About this exercise → Copy out all lines of the listing below that hold "brown".

Data for review →
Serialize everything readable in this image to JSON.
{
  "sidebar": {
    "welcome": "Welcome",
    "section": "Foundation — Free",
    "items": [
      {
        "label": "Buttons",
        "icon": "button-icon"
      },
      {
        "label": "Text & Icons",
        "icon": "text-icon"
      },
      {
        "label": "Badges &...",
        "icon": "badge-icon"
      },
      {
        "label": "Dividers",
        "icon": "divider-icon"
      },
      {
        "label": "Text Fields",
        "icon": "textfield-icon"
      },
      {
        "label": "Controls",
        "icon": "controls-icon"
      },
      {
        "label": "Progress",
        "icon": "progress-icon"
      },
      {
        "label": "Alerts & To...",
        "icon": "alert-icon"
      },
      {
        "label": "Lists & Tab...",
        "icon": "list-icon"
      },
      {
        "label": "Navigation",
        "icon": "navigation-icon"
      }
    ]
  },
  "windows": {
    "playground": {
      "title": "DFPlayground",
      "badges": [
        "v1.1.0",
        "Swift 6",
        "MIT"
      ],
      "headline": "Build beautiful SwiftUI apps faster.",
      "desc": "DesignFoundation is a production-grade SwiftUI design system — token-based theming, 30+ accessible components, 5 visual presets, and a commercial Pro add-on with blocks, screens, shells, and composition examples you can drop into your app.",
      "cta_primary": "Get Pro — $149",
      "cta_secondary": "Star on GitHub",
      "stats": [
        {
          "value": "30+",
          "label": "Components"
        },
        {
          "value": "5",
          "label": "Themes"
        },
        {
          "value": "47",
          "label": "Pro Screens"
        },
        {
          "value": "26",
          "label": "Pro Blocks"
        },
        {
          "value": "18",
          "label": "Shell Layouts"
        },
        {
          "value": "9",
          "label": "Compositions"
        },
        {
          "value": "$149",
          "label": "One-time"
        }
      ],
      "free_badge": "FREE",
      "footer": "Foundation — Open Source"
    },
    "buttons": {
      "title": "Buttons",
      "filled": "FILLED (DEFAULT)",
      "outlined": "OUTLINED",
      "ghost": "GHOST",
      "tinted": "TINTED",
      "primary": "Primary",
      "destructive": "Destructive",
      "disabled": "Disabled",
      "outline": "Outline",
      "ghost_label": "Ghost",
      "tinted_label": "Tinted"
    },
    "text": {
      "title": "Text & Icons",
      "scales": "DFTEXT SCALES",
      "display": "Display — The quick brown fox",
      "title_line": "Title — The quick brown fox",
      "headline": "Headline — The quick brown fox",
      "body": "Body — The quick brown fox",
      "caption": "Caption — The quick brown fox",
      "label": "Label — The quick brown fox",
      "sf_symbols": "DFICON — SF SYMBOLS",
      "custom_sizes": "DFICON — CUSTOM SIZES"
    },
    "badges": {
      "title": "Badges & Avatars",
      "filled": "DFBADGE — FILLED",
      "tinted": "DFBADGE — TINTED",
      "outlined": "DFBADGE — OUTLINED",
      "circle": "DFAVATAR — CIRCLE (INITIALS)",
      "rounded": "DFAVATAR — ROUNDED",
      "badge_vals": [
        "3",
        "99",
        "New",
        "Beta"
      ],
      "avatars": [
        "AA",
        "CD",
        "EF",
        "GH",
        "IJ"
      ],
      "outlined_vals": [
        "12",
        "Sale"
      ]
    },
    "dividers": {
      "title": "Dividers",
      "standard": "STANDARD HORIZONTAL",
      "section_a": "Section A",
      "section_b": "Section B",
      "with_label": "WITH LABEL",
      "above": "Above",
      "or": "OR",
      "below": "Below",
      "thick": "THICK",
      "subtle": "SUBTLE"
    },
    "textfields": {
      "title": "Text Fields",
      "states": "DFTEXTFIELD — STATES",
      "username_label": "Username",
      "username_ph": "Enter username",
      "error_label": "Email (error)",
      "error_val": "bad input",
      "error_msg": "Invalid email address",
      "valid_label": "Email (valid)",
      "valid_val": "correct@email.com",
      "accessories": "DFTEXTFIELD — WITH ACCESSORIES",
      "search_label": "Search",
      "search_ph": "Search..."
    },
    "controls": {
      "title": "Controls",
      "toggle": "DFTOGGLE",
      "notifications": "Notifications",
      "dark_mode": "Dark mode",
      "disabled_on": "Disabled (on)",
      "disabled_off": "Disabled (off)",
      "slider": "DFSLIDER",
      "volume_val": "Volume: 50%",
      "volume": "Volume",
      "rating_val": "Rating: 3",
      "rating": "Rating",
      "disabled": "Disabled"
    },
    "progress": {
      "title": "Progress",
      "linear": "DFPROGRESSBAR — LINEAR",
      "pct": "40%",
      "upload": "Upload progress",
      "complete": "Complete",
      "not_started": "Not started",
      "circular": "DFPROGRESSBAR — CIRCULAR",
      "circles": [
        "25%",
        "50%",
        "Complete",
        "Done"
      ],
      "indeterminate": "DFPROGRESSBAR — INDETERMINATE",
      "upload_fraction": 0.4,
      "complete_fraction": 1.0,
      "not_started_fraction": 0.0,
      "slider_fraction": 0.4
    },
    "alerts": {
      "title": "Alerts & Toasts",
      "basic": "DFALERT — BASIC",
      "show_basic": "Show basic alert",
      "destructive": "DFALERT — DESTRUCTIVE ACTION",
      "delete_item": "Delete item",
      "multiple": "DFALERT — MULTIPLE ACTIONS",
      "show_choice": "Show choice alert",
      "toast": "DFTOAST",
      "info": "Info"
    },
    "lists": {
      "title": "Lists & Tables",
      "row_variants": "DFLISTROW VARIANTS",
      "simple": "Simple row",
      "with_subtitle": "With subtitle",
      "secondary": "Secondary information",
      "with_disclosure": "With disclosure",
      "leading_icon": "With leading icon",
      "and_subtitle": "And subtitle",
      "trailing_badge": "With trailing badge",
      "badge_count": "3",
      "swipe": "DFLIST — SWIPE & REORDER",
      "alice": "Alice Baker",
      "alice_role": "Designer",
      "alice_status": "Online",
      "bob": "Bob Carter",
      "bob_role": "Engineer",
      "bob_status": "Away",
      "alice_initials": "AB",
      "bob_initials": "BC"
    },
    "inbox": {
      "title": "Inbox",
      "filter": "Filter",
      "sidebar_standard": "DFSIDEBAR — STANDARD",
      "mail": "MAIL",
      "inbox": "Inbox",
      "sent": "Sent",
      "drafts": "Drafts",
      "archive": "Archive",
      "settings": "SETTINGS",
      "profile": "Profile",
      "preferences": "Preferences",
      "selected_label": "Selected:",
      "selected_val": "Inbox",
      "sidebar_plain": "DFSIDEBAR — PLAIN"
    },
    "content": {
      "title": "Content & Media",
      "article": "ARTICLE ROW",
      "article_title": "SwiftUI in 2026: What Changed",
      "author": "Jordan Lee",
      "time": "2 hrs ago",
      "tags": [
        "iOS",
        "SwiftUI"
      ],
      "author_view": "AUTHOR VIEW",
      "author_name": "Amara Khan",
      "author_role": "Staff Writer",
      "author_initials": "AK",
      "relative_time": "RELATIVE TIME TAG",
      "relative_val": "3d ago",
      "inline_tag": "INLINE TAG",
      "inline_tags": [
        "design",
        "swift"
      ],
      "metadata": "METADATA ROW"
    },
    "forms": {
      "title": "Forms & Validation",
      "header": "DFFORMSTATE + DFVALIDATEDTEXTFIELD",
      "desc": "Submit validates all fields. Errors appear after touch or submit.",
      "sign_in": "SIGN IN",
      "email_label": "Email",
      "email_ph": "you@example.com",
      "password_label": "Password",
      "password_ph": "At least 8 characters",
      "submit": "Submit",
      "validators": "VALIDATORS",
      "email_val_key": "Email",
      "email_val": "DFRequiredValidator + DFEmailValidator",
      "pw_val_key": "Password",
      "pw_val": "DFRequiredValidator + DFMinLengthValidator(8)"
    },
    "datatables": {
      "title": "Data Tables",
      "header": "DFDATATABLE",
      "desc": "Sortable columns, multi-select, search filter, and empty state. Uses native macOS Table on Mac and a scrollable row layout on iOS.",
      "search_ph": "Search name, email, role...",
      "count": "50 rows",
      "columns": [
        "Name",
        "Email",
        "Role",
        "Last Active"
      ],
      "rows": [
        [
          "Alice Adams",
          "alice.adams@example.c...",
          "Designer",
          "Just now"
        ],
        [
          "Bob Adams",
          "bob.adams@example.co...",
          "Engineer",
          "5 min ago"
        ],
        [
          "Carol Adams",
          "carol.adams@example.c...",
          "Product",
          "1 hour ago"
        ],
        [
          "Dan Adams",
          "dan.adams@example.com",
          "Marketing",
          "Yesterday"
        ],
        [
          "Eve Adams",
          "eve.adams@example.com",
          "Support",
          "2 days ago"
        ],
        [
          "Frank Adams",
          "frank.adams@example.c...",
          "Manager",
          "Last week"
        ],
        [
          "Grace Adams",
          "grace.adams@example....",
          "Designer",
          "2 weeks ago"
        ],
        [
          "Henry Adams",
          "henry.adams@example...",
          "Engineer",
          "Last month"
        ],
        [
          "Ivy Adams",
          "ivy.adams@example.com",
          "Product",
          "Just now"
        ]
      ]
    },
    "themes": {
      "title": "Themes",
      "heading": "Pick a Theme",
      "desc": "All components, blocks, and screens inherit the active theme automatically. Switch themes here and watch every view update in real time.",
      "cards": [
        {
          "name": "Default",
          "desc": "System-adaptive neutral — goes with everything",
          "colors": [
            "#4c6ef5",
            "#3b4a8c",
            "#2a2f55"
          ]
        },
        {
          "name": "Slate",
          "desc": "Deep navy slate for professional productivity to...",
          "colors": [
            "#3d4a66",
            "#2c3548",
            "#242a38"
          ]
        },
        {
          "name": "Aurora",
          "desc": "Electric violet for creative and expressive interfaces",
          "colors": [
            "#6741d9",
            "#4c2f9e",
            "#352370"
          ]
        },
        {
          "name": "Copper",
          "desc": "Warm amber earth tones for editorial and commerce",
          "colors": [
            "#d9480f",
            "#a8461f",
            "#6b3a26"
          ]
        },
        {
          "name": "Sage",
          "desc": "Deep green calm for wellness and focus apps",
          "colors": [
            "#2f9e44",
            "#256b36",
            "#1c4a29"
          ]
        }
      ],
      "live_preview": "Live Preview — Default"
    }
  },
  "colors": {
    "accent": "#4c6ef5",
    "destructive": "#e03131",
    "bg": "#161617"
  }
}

Output of the exercise →
      "display": "Display — The quick brown fox",
      "title_line": "Title — The quick brown fox",
      "headline": "Headline — The quick brown fox",
      "body": "Body — The quick brown fox",
      "caption": "Caption — The quick brown fox",
      "label": "Label — The quick brown fox",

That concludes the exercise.